(Data supplied begins)

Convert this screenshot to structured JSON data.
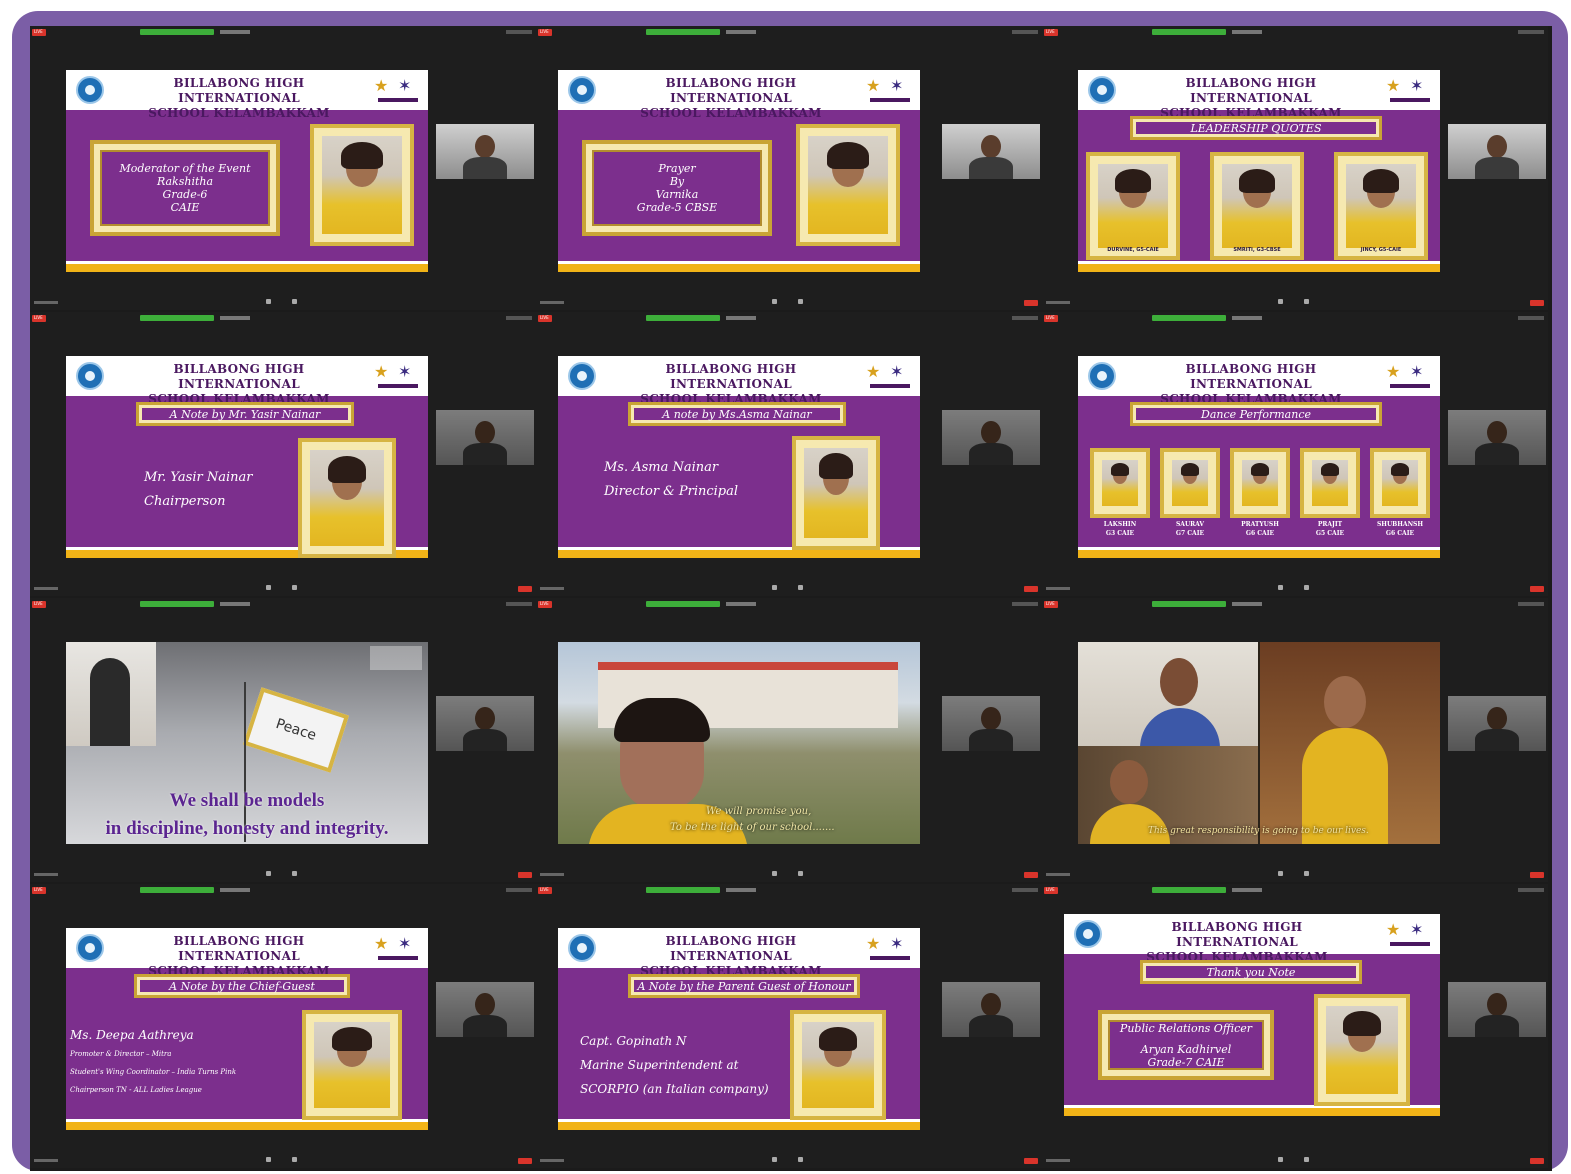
{
  "school": {
    "line1": "BILLABONG HIGH INTERNATIONAL",
    "line2": "SCHOOL  KELAMBAKKAM"
  },
  "toolbar": {
    "live": "LIVE",
    "leave": "Leave"
  },
  "slides": {
    "s1": {
      "caption": "Moderator of the Event\nRakshitha\nGrade-6\nCAIE"
    },
    "s2": {
      "caption": "Prayer\nBy\nVarnika\nGrade-5 CBSE"
    },
    "s3": {
      "header": "LEADERSHIP QUOTES",
      "students": [
        "DURVINE, G5-CAIE",
        "SMRITI, G3-CBSE",
        "JINCY, G5-CAIE"
      ]
    },
    "s4": {
      "header": "A Note by Mr. Yasir Nainar",
      "name": "Mr. Yasir Nainar",
      "role": "Chairperson"
    },
    "s5": {
      "header": "A note by Ms.Asma Nainar",
      "name": "Ms. Asma Nainar",
      "role": "Director & Principal"
    },
    "s6": {
      "header": "Dance Performance",
      "students": [
        {
          "name": "LAKSHIN",
          "grade": "G3 CAIE"
        },
        {
          "name": "SAURAV",
          "grade": "G7 CAIE"
        },
        {
          "name": "PRATYUSH",
          "grade": "G6 CAIE"
        },
        {
          "name": "PRAJIT",
          "grade": "G5 CAIE"
        },
        {
          "name": "SHUBHANSH",
          "grade": "G6 CAIE"
        }
      ]
    },
    "s7": {
      "flag": "Peace",
      "line1": "We shall be models",
      "line2": "in discipline, honesty and integrity."
    },
    "s8": {
      "line1": "We will promise you,",
      "line2": "To be the light of our school......."
    },
    "s9": {
      "line1": "This great responsibility is going to be our lives."
    },
    "s10": {
      "header": "A Note by the Chief-Guest",
      "name": "Ms. Deepa Aathreya",
      "l1": "Promoter & Director – Mitra",
      "l2": "Student's Wing Coordinator – India Turns Pink",
      "l3": "Chairperson TN  - ALL Ladies League"
    },
    "s11": {
      "header": "A Note by the Parent Guest of Honour",
      "name": "Capt. Gopinath N",
      "l1": "Marine Superintendent at",
      "l2": "SCORPIO (an Italian company)"
    },
    "s12": {
      "header": "Thank you Note",
      "role": "Public Relations Officer",
      "name": "Aryan Kadhirvel",
      "grade": "Grade-7 CAIE"
    }
  },
  "colors": {
    "slide_purple": "#7c2f8d",
    "gold": "#c9a435",
    "frame": "#7b5ea6",
    "live_red": "#d9342b",
    "zoom_green": "#3dae3a"
  }
}
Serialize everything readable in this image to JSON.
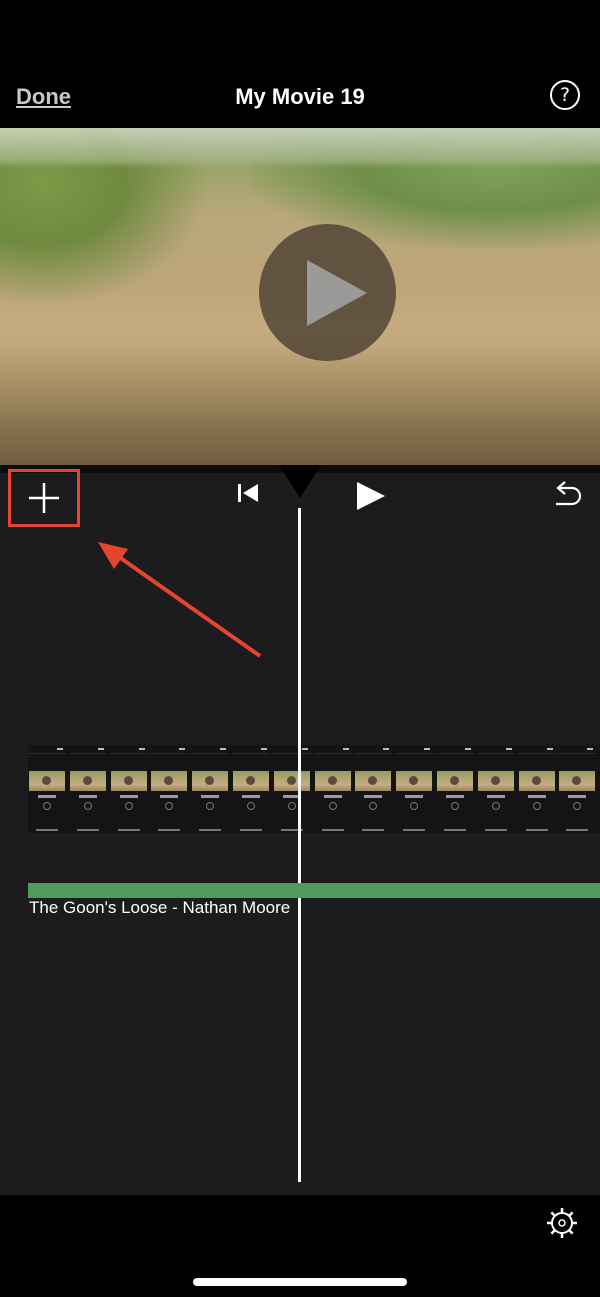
{
  "header": {
    "done_label": "Done",
    "title": "My Movie 19",
    "help_label": "?"
  },
  "preview": {
    "play_icon": "play-icon"
  },
  "toolbar": {
    "add_icon": "plus-icon",
    "skip_icon": "skip-to-start-icon",
    "play_icon": "play-icon",
    "undo_icon": "undo-icon"
  },
  "timeline": {
    "clip_count": 14,
    "audio_track_label": "The Goon's Loose - Nathan Moore"
  },
  "footer": {
    "settings_icon": "gear-icon"
  },
  "colors": {
    "highlight": "#e5452e",
    "audio_track": "#4e9a5f",
    "editor_bg": "#1c1c1e"
  }
}
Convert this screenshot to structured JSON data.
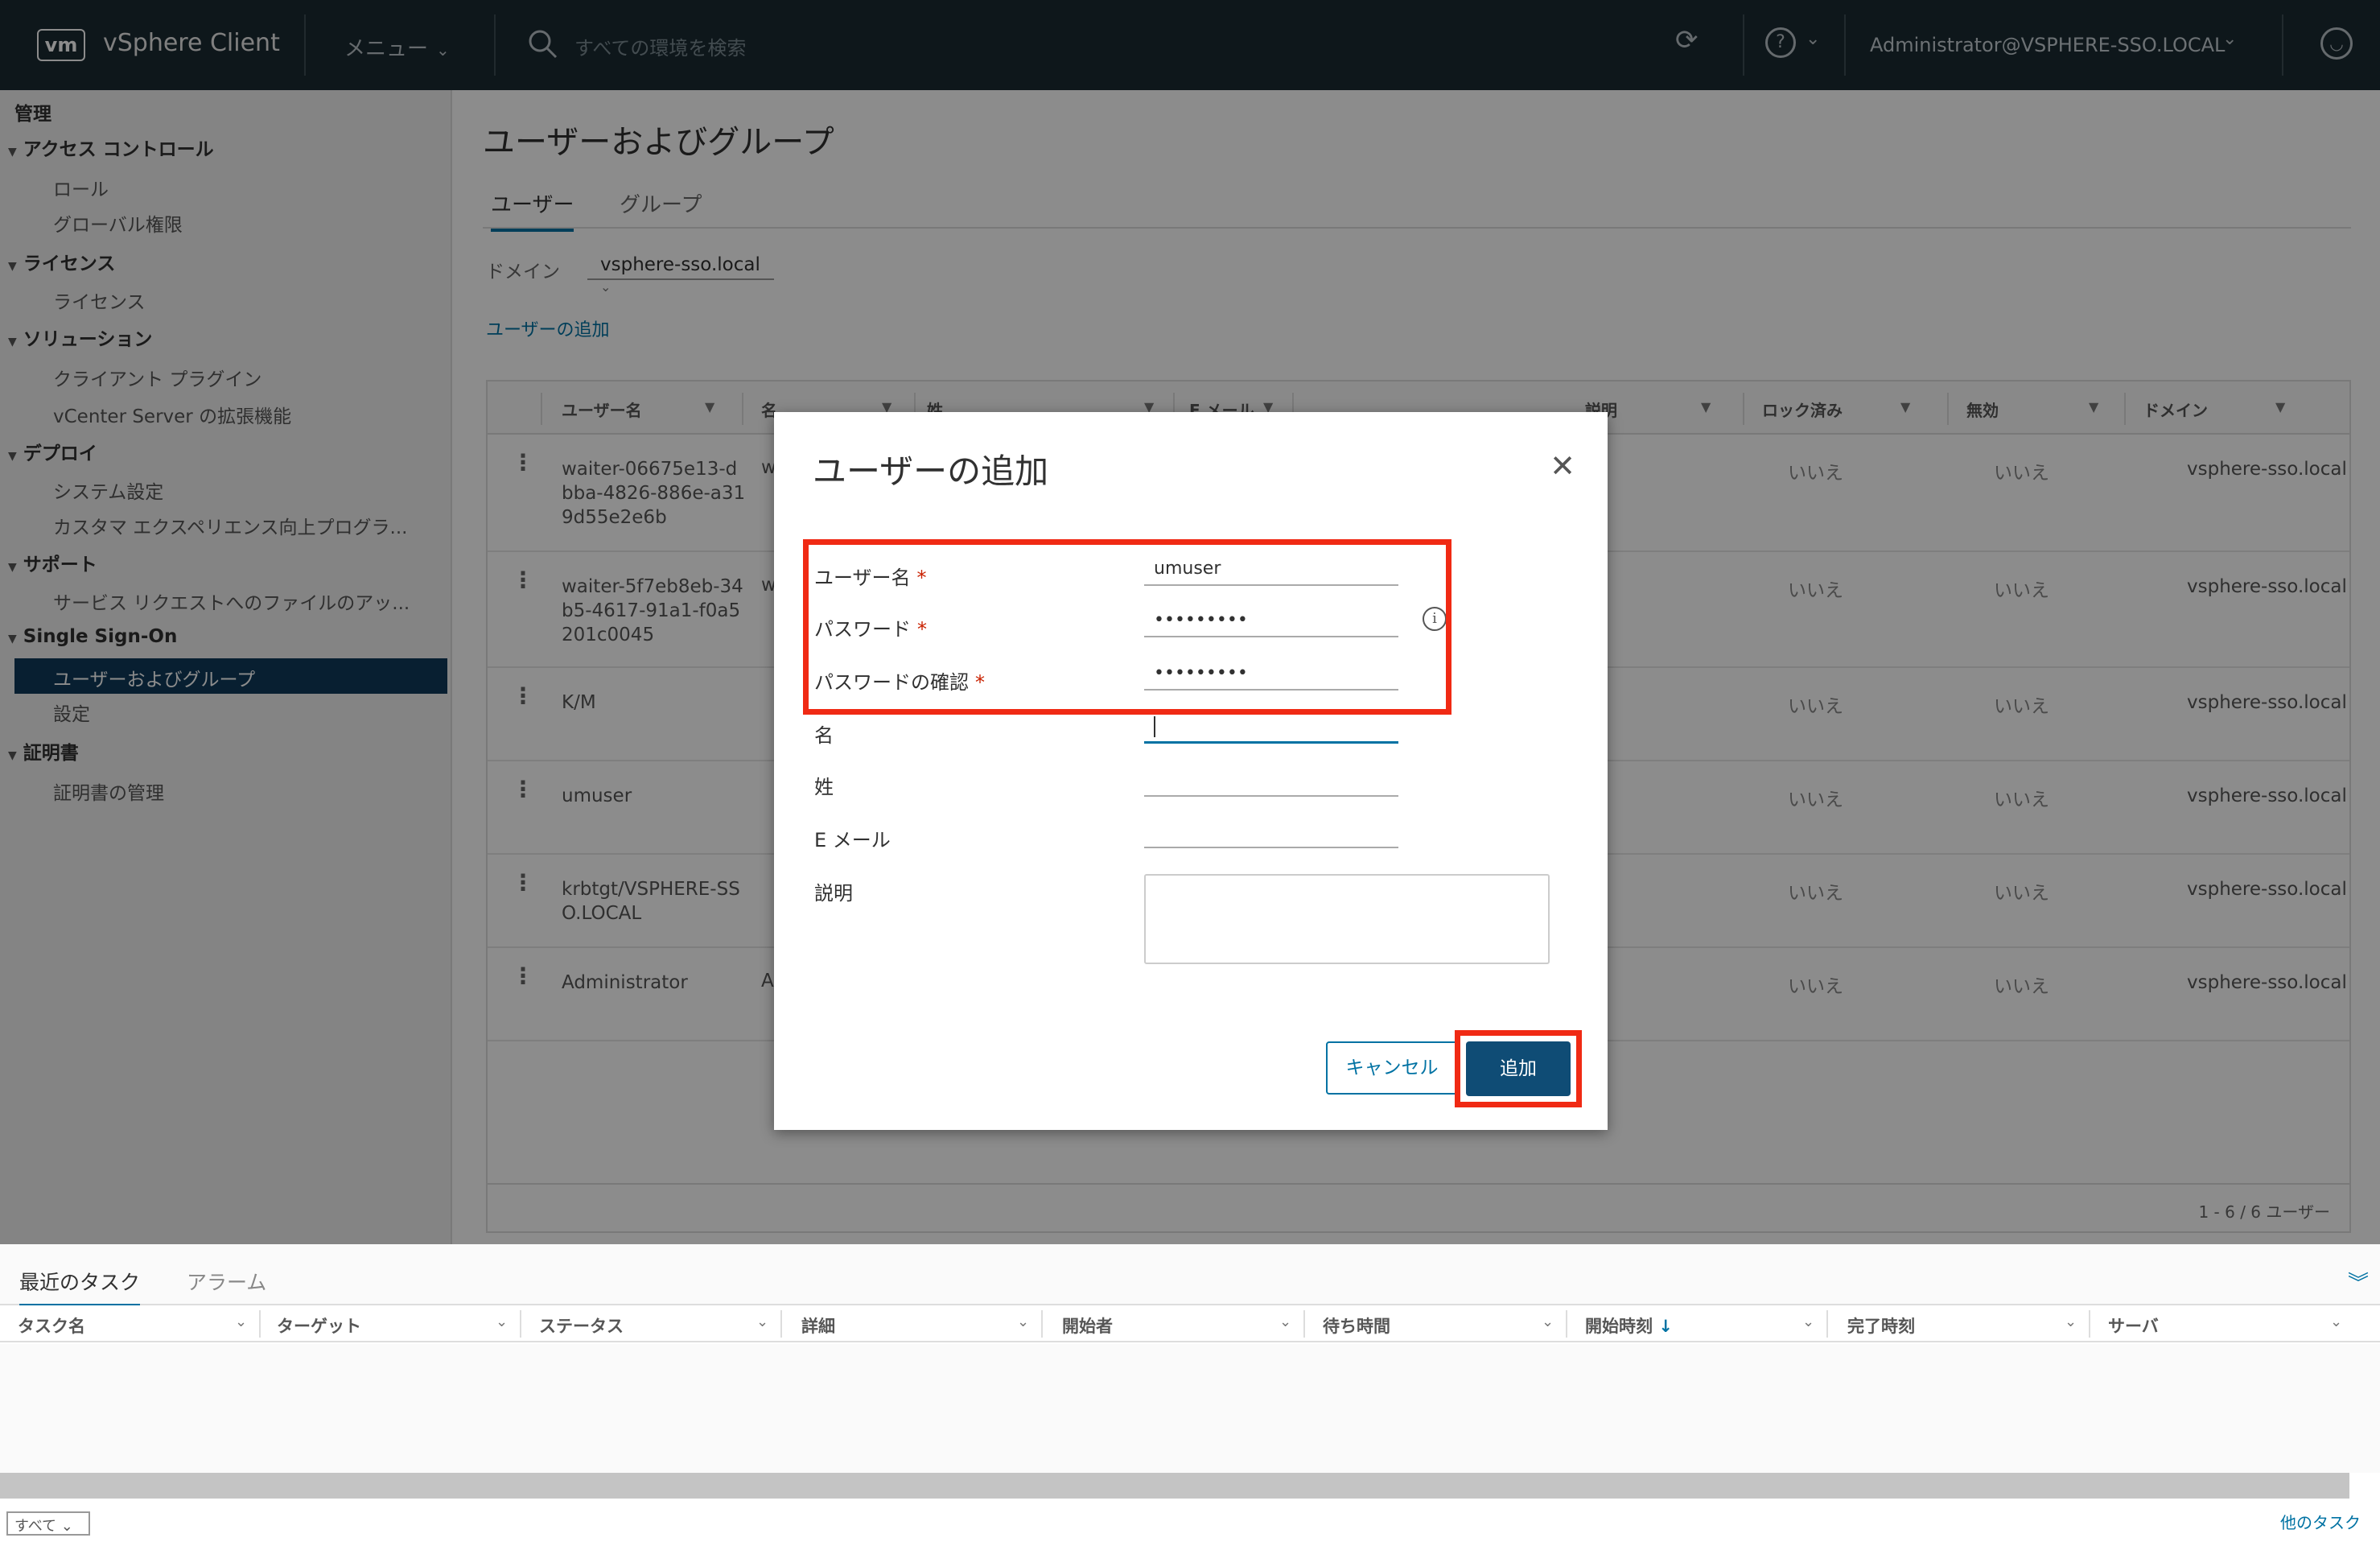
{
  "header": {
    "logo": "vm",
    "app_name": "vSphere Client",
    "menu_label": "メニュー",
    "search_placeholder": "すべての環境を検索",
    "user": "Administrator@VSPHERE-SSO.LOCAL"
  },
  "sidebar": {
    "title": "管理",
    "sections": [
      {
        "label": "アクセス コントロール",
        "items": [
          "ロール",
          "グローバル権限"
        ]
      },
      {
        "label": "ライセンス",
        "items": [
          "ライセンス"
        ]
      },
      {
        "label": "ソリューション",
        "items": [
          "クライアント プラグイン",
          "vCenter Server の拡張機能"
        ]
      },
      {
        "label": "デプロイ",
        "items": [
          "システム設定",
          "カスタマ エクスペリエンス向上プログラ..."
        ]
      },
      {
        "label": "サポート",
        "items": [
          "サービス リクエストへのファイルのアッ..."
        ]
      },
      {
        "label": "Single Sign-On",
        "items": [
          "ユーザーおよびグループ",
          "設定"
        ]
      },
      {
        "label": "証明書",
        "items": [
          "証明書の管理"
        ]
      }
    ]
  },
  "main": {
    "title": "ユーザーおよびグループ",
    "tabs": [
      "ユーザー",
      "グループ"
    ],
    "domain_label": "ドメイン",
    "domain_value": "vsphere-sso.local",
    "add_user_link": "ユーザーの追加",
    "columns": [
      "ユーザー名",
      "名",
      "姓",
      "E メール",
      "説明",
      "ロック済み",
      "無効",
      "ドメイン"
    ],
    "rows": [
      {
        "username": "waiter-06675e13-dbba-4826-886e-a319d55e2e6b",
        "first": "w",
        "locked": "いいえ",
        "disabled": "いいえ",
        "domain": "vsphere-sso.local"
      },
      {
        "username": "waiter-5f7eb8eb-34b5-4617-91a1-f0a5201c0045",
        "first": "w",
        "locked": "いいえ",
        "disabled": "いいえ",
        "domain": "vsphere-sso.local"
      },
      {
        "username": "K/M",
        "first": "",
        "locked": "いいえ",
        "disabled": "いいえ",
        "domain": "vsphere-sso.local"
      },
      {
        "username": "umuser",
        "first": "",
        "locked": "いいえ",
        "disabled": "いいえ",
        "domain": "vsphere-sso.local"
      },
      {
        "username": "krbtgt/VSPHERE-SSO.LOCAL",
        "first": "",
        "locked": "いいえ",
        "disabled": "いいえ",
        "domain": "vsphere-sso.local"
      },
      {
        "username": "Administrator",
        "first": "A",
        "locked": "いいえ",
        "disabled": "いいえ",
        "domain": "vsphere-sso.local"
      }
    ],
    "footer": "1 - 6 / 6 ユーザー"
  },
  "dialog": {
    "title": "ユーザーの追加",
    "fields": {
      "username_label": "ユーザー名",
      "username_value": "umuser",
      "password_label": "パスワード",
      "password_value": "•••••••••",
      "confirm_label": "パスワードの確認",
      "confirm_value": "•••••••••",
      "first_label": "名",
      "last_label": "姓",
      "email_label": "E メール",
      "desc_label": "説明"
    },
    "required_mark": "*",
    "cancel": "キャンセル",
    "add": "追加"
  },
  "bottom": {
    "tabs": [
      "最近のタスク",
      "アラーム"
    ],
    "columns": [
      "タスク名",
      "ターゲット",
      "ステータス",
      "詳細",
      "開始者",
      "待ち時間",
      "開始時刻",
      "完了時刻",
      "サーバ"
    ],
    "sort_indicator": "↓",
    "filter": "すべて",
    "more_tasks": "他のタスク"
  },
  "colors": {
    "header_bg": "#1b2a32",
    "accent": "#0072a3",
    "highlight": "#f02a14",
    "primary_button": "#0f4c75"
  }
}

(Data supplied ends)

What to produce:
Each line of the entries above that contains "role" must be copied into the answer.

Task solution:
      "role": "Chairperson"
      "role": "Director & Principal"
      "role": "Public Relations Officer",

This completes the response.